Dataset rows for apps and sites:
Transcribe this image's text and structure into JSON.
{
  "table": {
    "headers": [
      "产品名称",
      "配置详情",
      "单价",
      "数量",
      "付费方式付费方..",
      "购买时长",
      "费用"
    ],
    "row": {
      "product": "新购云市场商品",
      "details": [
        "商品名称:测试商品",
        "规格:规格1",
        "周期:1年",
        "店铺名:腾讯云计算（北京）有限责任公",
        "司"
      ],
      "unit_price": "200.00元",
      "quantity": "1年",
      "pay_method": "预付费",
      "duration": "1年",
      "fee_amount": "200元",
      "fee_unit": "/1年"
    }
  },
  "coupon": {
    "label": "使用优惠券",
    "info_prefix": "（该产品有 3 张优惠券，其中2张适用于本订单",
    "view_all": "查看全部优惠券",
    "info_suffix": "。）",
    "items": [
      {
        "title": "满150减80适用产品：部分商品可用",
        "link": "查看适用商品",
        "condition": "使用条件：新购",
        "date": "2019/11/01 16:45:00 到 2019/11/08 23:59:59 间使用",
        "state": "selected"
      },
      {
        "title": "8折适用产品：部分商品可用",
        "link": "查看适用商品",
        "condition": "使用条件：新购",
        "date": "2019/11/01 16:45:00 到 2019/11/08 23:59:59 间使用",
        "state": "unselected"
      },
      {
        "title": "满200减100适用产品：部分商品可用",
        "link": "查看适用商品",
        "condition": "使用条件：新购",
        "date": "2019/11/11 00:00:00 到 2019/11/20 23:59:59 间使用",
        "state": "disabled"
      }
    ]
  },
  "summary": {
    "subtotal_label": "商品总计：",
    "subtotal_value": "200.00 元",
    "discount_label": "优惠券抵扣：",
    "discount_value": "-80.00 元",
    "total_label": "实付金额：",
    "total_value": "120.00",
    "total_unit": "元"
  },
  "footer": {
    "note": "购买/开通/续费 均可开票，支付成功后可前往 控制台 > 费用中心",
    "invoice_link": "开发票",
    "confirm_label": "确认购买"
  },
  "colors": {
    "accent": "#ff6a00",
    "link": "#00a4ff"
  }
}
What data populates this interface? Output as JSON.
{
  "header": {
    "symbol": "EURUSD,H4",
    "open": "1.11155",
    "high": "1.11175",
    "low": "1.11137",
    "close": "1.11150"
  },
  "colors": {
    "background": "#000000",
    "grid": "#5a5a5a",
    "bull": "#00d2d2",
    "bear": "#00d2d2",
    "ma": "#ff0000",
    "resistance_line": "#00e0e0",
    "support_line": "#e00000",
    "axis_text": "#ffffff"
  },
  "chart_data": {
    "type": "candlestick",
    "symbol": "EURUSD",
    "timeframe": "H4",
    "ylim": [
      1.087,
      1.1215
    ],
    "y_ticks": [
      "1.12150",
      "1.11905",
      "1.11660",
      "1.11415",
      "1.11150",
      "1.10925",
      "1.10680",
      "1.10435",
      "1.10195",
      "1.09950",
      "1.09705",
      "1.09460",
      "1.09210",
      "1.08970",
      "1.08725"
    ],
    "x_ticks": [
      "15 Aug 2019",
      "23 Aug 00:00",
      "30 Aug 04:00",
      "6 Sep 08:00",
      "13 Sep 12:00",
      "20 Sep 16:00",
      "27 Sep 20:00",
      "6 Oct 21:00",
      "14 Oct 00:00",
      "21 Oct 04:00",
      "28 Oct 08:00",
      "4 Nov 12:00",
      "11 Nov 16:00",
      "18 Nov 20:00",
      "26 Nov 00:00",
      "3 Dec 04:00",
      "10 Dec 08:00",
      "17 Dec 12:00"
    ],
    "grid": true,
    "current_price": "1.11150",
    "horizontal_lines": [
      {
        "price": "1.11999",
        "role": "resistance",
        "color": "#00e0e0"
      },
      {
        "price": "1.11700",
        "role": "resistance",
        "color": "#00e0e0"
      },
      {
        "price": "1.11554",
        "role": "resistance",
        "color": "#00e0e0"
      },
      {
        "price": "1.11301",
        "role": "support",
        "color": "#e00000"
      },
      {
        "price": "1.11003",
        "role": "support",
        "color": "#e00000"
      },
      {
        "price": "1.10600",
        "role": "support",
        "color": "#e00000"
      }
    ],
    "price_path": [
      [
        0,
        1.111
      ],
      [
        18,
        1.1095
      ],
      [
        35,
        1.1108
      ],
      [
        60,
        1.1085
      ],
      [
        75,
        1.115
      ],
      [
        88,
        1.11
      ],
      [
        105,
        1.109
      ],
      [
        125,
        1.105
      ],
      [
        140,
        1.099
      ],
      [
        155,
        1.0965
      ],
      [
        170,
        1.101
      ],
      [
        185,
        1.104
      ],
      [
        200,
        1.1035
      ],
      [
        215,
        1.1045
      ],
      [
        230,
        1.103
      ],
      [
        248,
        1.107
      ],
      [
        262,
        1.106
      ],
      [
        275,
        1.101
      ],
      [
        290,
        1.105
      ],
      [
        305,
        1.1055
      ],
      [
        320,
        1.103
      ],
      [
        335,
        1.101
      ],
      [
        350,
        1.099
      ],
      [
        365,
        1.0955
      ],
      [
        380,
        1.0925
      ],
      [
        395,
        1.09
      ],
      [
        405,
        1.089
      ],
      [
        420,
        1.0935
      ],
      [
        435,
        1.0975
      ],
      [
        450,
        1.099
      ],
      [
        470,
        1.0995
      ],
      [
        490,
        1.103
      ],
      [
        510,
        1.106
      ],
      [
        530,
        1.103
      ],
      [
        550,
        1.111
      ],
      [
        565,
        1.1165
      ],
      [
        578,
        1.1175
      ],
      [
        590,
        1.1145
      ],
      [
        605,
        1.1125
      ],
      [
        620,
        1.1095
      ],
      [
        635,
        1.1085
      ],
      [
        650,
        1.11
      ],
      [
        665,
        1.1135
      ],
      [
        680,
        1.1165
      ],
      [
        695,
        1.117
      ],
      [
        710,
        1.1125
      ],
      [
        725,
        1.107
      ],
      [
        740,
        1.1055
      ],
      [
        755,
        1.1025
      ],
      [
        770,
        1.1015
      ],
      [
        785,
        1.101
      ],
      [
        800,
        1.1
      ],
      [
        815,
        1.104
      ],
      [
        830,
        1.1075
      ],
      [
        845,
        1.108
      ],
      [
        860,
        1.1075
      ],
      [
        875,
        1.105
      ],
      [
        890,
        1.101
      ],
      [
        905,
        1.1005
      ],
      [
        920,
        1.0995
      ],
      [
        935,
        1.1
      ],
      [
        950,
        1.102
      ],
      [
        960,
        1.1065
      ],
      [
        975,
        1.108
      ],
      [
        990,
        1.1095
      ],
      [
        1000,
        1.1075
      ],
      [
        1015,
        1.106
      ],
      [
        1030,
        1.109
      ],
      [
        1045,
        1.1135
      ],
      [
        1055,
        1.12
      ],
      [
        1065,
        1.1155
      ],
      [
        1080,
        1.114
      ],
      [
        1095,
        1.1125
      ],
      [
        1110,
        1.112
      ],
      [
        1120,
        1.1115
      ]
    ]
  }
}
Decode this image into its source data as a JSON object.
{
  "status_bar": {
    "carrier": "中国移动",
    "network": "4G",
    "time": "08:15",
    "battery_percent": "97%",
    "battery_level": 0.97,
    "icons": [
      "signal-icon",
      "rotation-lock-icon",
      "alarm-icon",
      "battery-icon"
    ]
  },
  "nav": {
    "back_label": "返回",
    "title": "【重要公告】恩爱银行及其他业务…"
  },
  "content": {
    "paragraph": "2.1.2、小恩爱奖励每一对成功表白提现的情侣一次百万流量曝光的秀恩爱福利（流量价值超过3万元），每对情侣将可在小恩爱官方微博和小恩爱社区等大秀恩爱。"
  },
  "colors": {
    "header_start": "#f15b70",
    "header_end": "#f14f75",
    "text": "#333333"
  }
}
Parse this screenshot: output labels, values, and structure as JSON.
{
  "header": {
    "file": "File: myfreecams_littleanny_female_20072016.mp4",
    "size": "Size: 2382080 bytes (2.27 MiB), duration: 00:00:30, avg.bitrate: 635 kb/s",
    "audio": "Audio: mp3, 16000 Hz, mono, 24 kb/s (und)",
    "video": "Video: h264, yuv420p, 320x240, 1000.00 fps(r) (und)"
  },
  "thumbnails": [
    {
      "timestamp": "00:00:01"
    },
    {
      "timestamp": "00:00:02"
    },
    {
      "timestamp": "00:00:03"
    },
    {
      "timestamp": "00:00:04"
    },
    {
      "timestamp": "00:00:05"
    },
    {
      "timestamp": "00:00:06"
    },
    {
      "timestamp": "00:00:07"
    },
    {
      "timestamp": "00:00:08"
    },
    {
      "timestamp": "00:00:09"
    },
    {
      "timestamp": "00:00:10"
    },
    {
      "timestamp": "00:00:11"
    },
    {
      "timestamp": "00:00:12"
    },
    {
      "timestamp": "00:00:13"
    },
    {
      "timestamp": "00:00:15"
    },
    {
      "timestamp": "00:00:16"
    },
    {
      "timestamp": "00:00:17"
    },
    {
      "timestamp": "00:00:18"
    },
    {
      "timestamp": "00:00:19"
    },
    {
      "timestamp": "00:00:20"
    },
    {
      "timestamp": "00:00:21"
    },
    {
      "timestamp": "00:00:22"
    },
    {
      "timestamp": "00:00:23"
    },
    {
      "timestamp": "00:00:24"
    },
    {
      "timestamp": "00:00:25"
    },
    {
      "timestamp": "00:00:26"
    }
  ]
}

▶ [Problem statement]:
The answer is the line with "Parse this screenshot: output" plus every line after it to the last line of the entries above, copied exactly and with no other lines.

▶ [Task response]:
Parse this screenshot: output labels, values, and structure as JSON.
{
  "header": {
    "file": "File: myfreecams_littleanny_female_20072016.mp4",
    "size": "Size: 2382080 bytes (2.27 MiB), duration: 00:00:30, avg.bitrate: 635 kb/s",
    "audio": "Audio: mp3, 16000 Hz, mono, 24 kb/s (und)",
    "video": "Video: h264, yuv420p, 320x240, 1000.00 fps(r) (und)"
  },
  "thumbnails": [
    {
      "timestamp": "00:00:01"
    },
    {
      "timestamp": "00:00:02"
    },
    {
      "timestamp": "00:00:03"
    },
    {
      "timestamp": "00:00:04"
    },
    {
      "timestamp": "00:00:05"
    },
    {
      "timestamp": "00:00:06"
    },
    {
      "timestamp": "00:00:07"
    },
    {
      "timestamp": "00:00:08"
    },
    {
      "timestamp": "00:00:09"
    },
    {
      "timestamp": "00:00:10"
    },
    {
      "timestamp": "00:00:11"
    },
    {
      "timestamp": "00:00:12"
    },
    {
      "timestamp": "00:00:13"
    },
    {
      "timestamp": "00:00:15"
    },
    {
      "timestamp": "00:00:16"
    },
    {
      "timestamp": "00:00:17"
    },
    {
      "timestamp": "00:00:18"
    },
    {
      "timestamp": "00:00:19"
    },
    {
      "timestamp": "00:00:20"
    },
    {
      "timestamp": "00:00:21"
    },
    {
      "timestamp": "00:00:22"
    },
    {
      "timestamp": "00:00:23"
    },
    {
      "timestamp": "00:00:24"
    },
    {
      "timestamp": "00:00:25"
    },
    {
      "timestamp": "00:00:26"
    }
  ]
}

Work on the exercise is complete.